Blinded by young love, Figaro sings of the joys of his new home, but even as he is doing so Almaviva makes his first visible move on his wife's chambermaid, Susanna, who, although she responds with a certain coyness, nonetheless enjoys her master's advances (or at least she accepts them and plays along with them for tactical reasons). The end of the work is not located in the manor-house park specified in the libretto. It opens, significantly, with a view from the park of the double doors that lead out to it. But what follows is an exploration of the characters' blindness in the room familiar from the earlier acts, except that on this occasion the banisters and so on are doubled, as if in a mirror, suggesting the curious way in which our perceptions may be mistaken.
In the background the newly invented figure of an angel provides a constant presence, a Cherubino-like doppelgänger with Cupid's wings who underscores the page's erotic influence, while also functioning as a guardian angel and Fury. In philosophical discussions of Mozart's oeuvre, Don Giovanni was quickly interpreted as Cherubino returning from war. In fact, Guth, who is a master of the subtle psychological portrait, regards Count Almaviva as a double of the dubious hero of Don Giovanni - that “opera of all operas" - and portrays him as a compulsive erotomaniac, a man in his mid-forties obsessed with sex, always wanting to get a look-in, yet never able to do so in the way he wants, at least not in the course of the period covered by the action of the opera.

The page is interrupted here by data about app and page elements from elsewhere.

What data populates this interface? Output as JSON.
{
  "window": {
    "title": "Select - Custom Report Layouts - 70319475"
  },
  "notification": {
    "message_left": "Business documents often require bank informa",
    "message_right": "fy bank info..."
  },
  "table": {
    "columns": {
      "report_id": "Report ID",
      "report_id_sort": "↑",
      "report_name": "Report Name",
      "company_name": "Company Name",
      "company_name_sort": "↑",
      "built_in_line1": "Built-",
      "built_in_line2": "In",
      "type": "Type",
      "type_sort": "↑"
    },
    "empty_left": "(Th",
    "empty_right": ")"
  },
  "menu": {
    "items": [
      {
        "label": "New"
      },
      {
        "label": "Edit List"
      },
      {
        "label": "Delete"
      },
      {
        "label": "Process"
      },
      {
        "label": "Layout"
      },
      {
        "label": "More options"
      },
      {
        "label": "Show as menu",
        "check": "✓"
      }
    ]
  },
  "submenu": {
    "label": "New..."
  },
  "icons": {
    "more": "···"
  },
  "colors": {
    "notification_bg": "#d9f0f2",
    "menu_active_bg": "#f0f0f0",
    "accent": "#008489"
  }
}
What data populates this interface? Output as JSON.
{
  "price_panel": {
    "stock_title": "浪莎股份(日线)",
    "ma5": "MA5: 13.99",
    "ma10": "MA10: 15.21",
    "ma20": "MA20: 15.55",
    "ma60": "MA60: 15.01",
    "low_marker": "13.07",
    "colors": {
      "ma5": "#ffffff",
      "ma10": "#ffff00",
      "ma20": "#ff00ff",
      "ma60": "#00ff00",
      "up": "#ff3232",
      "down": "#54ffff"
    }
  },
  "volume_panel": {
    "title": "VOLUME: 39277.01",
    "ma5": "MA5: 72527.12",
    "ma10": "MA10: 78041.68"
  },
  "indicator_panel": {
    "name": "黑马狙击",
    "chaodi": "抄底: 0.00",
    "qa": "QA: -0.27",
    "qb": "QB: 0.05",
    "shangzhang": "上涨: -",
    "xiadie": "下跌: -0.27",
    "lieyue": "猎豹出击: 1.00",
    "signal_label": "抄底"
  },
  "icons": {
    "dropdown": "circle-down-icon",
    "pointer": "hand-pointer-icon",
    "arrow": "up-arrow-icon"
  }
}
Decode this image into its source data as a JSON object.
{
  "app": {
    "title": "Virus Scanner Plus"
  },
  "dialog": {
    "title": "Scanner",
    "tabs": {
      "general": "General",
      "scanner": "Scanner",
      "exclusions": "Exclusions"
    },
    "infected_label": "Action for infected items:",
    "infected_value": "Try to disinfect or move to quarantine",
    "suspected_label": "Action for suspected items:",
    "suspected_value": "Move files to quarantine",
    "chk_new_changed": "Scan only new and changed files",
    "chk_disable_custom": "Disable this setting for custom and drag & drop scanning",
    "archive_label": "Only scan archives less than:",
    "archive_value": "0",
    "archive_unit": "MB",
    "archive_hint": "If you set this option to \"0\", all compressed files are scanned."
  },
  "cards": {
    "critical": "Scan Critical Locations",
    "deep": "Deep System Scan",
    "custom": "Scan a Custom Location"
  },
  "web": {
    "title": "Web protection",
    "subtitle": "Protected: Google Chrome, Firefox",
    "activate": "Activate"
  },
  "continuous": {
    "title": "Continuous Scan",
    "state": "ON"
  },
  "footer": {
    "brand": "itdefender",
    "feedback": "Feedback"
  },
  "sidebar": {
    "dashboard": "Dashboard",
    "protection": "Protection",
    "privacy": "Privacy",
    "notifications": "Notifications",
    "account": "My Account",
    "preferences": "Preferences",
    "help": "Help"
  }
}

Instead, he remains a picture of bourgeois domesticity. After snatching a kiss from Susanna, he grabs his white handkerchief with the panic-stricken gesture of a man anxious not to be caught in flagrante delicto. Time and again Almaviva dabs away the sweat as he stalks the women in his household - thanks to the costumes that Christan Schmidt has created for his domestic staff, the image of the philanderer - in German Schürzenjäger, literally an “apron-chaser" - may be taken literally here. One expects Sigmund Freud to enter this unfathomable world of Viennese affluence, and yet even Freud's penetrating insights cannot entirely untangle the ravelled skein of emotions left hanging in the air in Mozart's Le nozze di Figaro.
Frieder Reininghaus 01/2007
Le nozze di Figaro, K.492 - "Voi signor, che giusto siete"